Wait until it is properly heated before putting in the articles to be fried.
Fry a few articles at a time. Too many will cool the fat or oil below the point of proper frying and they will absorb grease and be unpalatable.
Put articles to be fried in the wire frying-basket and lower into the boiling hot fat or oil. Test the fat by lowering a piece of stale bread into it, if the bread browns in thirty seconds the fat is sufficiently hot.
Fry croquettes a light brown; drain over the fat, lift the frying-basket from the hot fat to a round plate, remove the articles from the basket quickly to brown paper, drain a moment and serve.
When frying fish or any food that is to be used at a milk meal, use oil. Olive oil is the best, but is very expensive for general use. Any other good vegetable oil or nut oil will do as substitute.
When the food is intended for a meat meal; fat may be prepared according to the following directions and used in the same manner as oil.
To render goose, duck or beef fatEdit
Cut the fat into small pieces. Put in a deep, iron kettle and cover with cold water. Place on the stove uncovered; when the water has nearly all evaporated, set the kettle back and let the fat try out slowly. When the fat is still and scraps are shriveled and crisp at the bottom of the kettle, strain the fat through a cloth into a stone crock, cover and set it away in a cool place. The water may be omitted and the scraps slowly tried out on back of stove or in moderate oven. When fat is tried out, pour in crock.
Several slices of raw potato put with the fat will aid in the clarifying.
All kinds of fats are good for drippings except mutton fat, turkey fat and fat from smoked meats which has too strong a flavor to be used for frying, but save it with other fat that may be unsuitable for frying, and when six pounds are collected make it into hard soap.
To make white hard soapEdit

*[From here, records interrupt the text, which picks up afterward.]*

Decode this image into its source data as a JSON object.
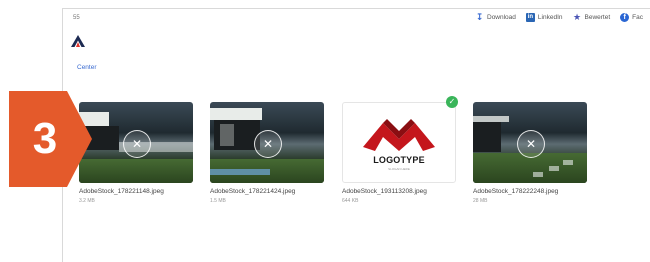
{
  "topbar": {
    "count": "55",
    "links": [
      {
        "label": "Download",
        "icon": "download-icon"
      },
      {
        "label": "LinkedIn",
        "icon": "linkedin-icon"
      },
      {
        "label": "Bewertet",
        "icon": "star-icon"
      },
      {
        "label": "Fac",
        "icon": "facebook-icon"
      }
    ]
  },
  "breadcrumb": "Center",
  "step": "3",
  "colors": {
    "accent": "#e45a2b",
    "link": "#3a6bd1",
    "check": "#3ab55a"
  },
  "files": [
    {
      "name": "AdobeStock_178221148.jpeg",
      "size": "3.2 MB",
      "selected": false
    },
    {
      "name": "AdobeStock_178221424.jpeg",
      "size": "1.5 MB",
      "selected": false
    },
    {
      "name": "AdobeStock_193113208.jpeg",
      "size": "644 KB",
      "selected": true,
      "logo_text": "LOGOTYPE",
      "logo_tagline": "SLOGAN HERE"
    },
    {
      "name": "AdobeStock_178222248.jpeg",
      "size": "28 MB",
      "selected": false
    }
  ]
}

Save every scrap of fat each day; try out all that has accumulated; however small the quantity. This is done by placing the scraps in a frying-pan on the back of the range. If the heat is low, and the grease is not allowed to get hot enough to smoke or burn, there will be no odor from it. Turn the melted grease into tin pails and keep them covered. When six pounds of fat have been obtained, turn it into a dish-pan; add a generous amount of hot water, and stand it on the range until the grease is entirely melted. Stir it well together; then stand it aside to cool. This is clarifying the grease. The clean grease will rise to the top, and when it has cooled can be taken off in a cake, and such impurities as have not settled in the water can be scraped off the bottom of the cake of fat.
Put the clean grease into the dish-pan and melt it. Put a can of Babbitt's lye in a tin pail; add to it a quart of cold water, and stir it with a stick or wooden spoon until it is dissolved. It will get hot when the water is added; let it stand until it cools. Remove the melted grease from the fire, and pour in the lye slowly, stirring all the time. Add two tablespoons of ammonia. Stir the mixture constantly for twenty minutes or half an hour, or until the soap begins to set.
Let it stand until perfectly hard; then cut it into square cakes. This makes a very good, white hard soap which will float on water.